Wages to productivity (graphic)
American workers are considerably more productive today than they were in 2000, but overall they're not making much more than they were a decade ago. Economic Policy Institute

American workers are more productive than ever before, but you wouldn’t know that from looking at the rewards they’re getting for pulling themselves up by their bootstraps. This has been true for longer than most millennial-aged Americans have been working-age adults, and the pain has been worse for the lesser educated bottom-wage earners than it has for college-educated professionals.

While the rate of wage stagnation varies, it appears to have hit all classes of workers -- from the Louisiana line cook to the New York City media professional.

This is the takeaway from a sobering study released Wednesday from the D.C.-based Economic Policy Institute (EPI), a liberal economic think tank that looked at government data through the first half of the year.

EPI labor economists looked at wage trends in all income levels and found that Americans earning at or below 60 percent of the distribution of wages in the U.S. -- a vast majority of working Americans -- saw no gains in their wages between 2000 and 2012. At the same time their productivity increased nearly 25 percent.

“The disappointing wage trends of the last generation, especially in the past 10 years, we view as a result of economic policy,” said EPI President Lawrence Mishel in a conference call on Wednesday with reporters. “Policy makers should be viewing broad-based wage growth and the quality of jobs as the lens through which they view economic policy.”

Right now, says Mishel, economic policy is focused on promoting high consumption and low prices, which lead economic growth to be dependent on cyclical asset bubbles and precipitous accumulation of personal debt.

While wage stagnation is not new -- a median U.S. wage earner has seen a 5 percent growth in wages between 1979 and 2012 while boosting productivity nearly 75 percent -- what is more recent is that a college education is less valuable than it used to be.

The wage premium for a college degree has barely grown since 2000 even as the average U.S. college graduate is entering the workforce with a record $40,000 in student loan debt, according to Edvisor.com, which operates college planning websites.

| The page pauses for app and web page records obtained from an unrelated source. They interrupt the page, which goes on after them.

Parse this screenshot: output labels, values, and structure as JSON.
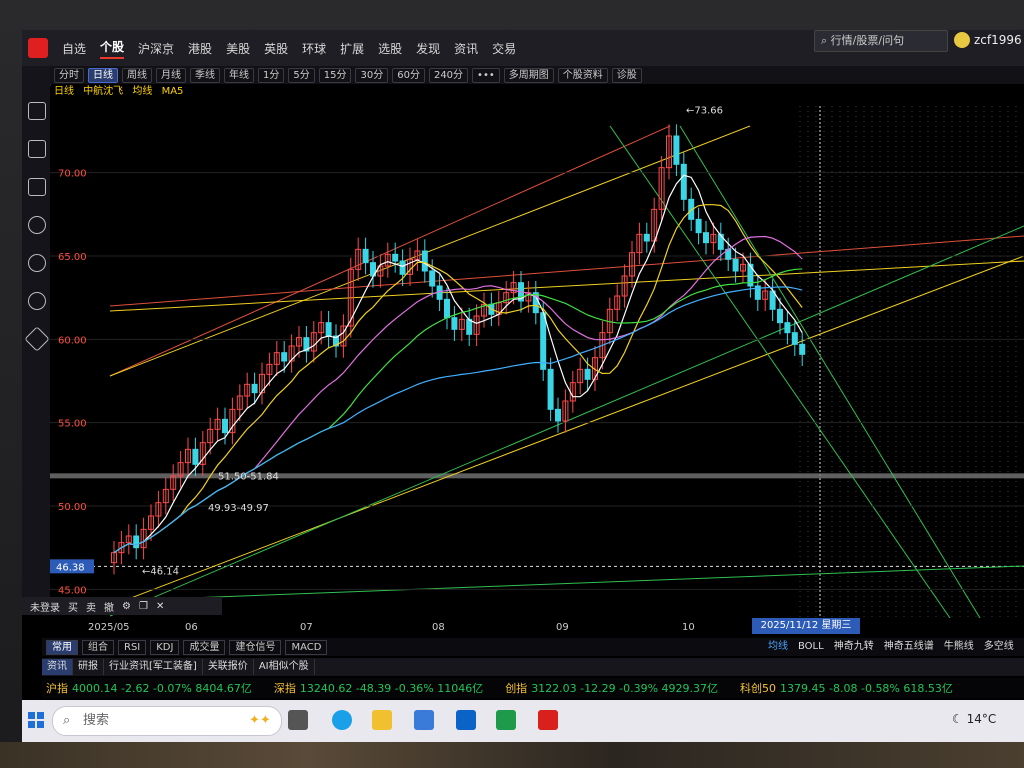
{
  "app": {
    "nav": [
      "自选",
      "个股",
      "沪深京",
      "港股",
      "美股",
      "英股",
      "环球",
      "扩展",
      "选股",
      "发现",
      "资讯",
      "交易"
    ],
    "active_nav": "个股",
    "search_placeholder": "行情/股票/问句",
    "username": "zcf1996"
  },
  "toolbar": {
    "items": [
      "分时",
      "日线",
      "周线",
      "月线",
      "季线",
      "年线",
      "1分",
      "5分",
      "15分",
      "30分",
      "60分",
      "240分",
      "•••",
      "多周期图",
      "个股资料",
      "诊股"
    ],
    "active": "日线"
  },
  "info": {
    "period": "日线",
    "stock": "中航沈飞",
    "indicator1": "均线",
    "indicator2": "MA5"
  },
  "chart_data": {
    "type": "candlestick",
    "y_ticks": [
      "70.00",
      "65.00",
      "60.00",
      "55.00",
      "50.00",
      "45.00"
    ],
    "y_range": [
      44,
      74
    ],
    "x_ticks": [
      "2025/05",
      "06",
      "07",
      "08",
      "09",
      "10"
    ],
    "annotations": {
      "high": "←73.66",
      "low": "←46.14",
      "current_price": "46.38",
      "zone1": "51.50-51.84",
      "zone2": "49.93-49.97"
    },
    "cursor_date": "2025/11/12 星期三",
    "closes": [
      47.2,
      47.8,
      48.2,
      47.5,
      48.6,
      49.4,
      50.2,
      51.0,
      51.8,
      52.6,
      53.4,
      52.5,
      53.8,
      54.6,
      55.2,
      54.4,
      55.8,
      56.6,
      57.3,
      56.8,
      57.9,
      58.5,
      59.2,
      58.7,
      59.6,
      60.1,
      59.3,
      60.4,
      61.0,
      60.2,
      59.6,
      60.8,
      64.2,
      65.4,
      64.6,
      63.8,
      64.4,
      65.1,
      64.7,
      63.9,
      64.8,
      65.3,
      64.1,
      63.2,
      62.4,
      61.3,
      60.6,
      61.2,
      60.3,
      61.4,
      62.1,
      61.5,
      62.2,
      62.8,
      63.4,
      62.3,
      62.8,
      61.6,
      58.2,
      55.8,
      55.1,
      56.3,
      57.4,
      58.2,
      57.6,
      58.9,
      60.4,
      61.8,
      62.6,
      63.8,
      65.2,
      66.3,
      65.9,
      67.8,
      70.3,
      72.2,
      70.5,
      68.4,
      67.2,
      66.4,
      65.8,
      66.3,
      65.4,
      64.8,
      64.1,
      64.5,
      63.2,
      62.4,
      62.9,
      61.8,
      61.0,
      60.4,
      59.7,
      59.1
    ]
  },
  "float_tools": [
    "未登录",
    "买",
    "卖",
    "撤",
    "⚙",
    "❐",
    "✕"
  ],
  "indicator_tabs": {
    "left": [
      "常用",
      "组合"
    ],
    "items": [
      "RSI",
      "KDJ",
      "成交量",
      "建仓信号",
      "MACD"
    ],
    "right": [
      "均线",
      "BOLL",
      "神奇九转",
      "神奇五线谱",
      "牛熊线",
      "多空线"
    ],
    "right_active": "均线"
  },
  "news_tabs": [
    "资讯",
    "研报",
    "行业资讯[军工装备]",
    "关联报价",
    "AI相似个股"
  ],
  "ticker": [
    {
      "name": "沪指",
      "value": "4000.14  -2.62  -0.07%  8404.67亿"
    },
    {
      "name": "深指",
      "value": "13240.62  -48.39  -0.36%  11046亿"
    },
    {
      "name": "创指",
      "value": "3122.03  -12.29  -0.39%  4929.37亿"
    },
    {
      "name": "科创50",
      "value": "1379.45  -8.08  -0.58%  618.53亿"
    }
  ],
  "taskbar": {
    "search_label": "搜索",
    "weather": "14°C"
  }
}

And now, as the economy limps away from the Great Recession with lackluster jobs growth, it looks like the wage stagnation has approached critical levels. Unemployment today is still higher than it was in the peak of 1990, and the official oft-cited unemployment figure excludes millions of workers that have given up seeking above-the-board employment. (Some of them are working in the informal economy.)

Groups like the CATO Institute say that the key to economic prosperity is to freeze or eliminate the federal minimum wage rather than increase it -- because they claim higher wages leads poorer people to lose their jobs as companies seek to offset payroll rises. But if stagnant and lower wages are the key to economic prosperity, then the U.S. economy has had more than a decade to prove that.

It hasn’t.

Related: US federal minimum wage lost 17 percent of its value between 1972 and 2009. Also, watch Fox News anchor Neil Cavuto recently mislead the American public by claiming his minimum wage of $2 an hour in the early 1970s is "a fraction" of what fast food workers expect today. In fact, the $2 an hour minimum wage in the early '70s would be nearly $10 an hour today, adjusted for inflation, which is above the current federal minimum of $7.25.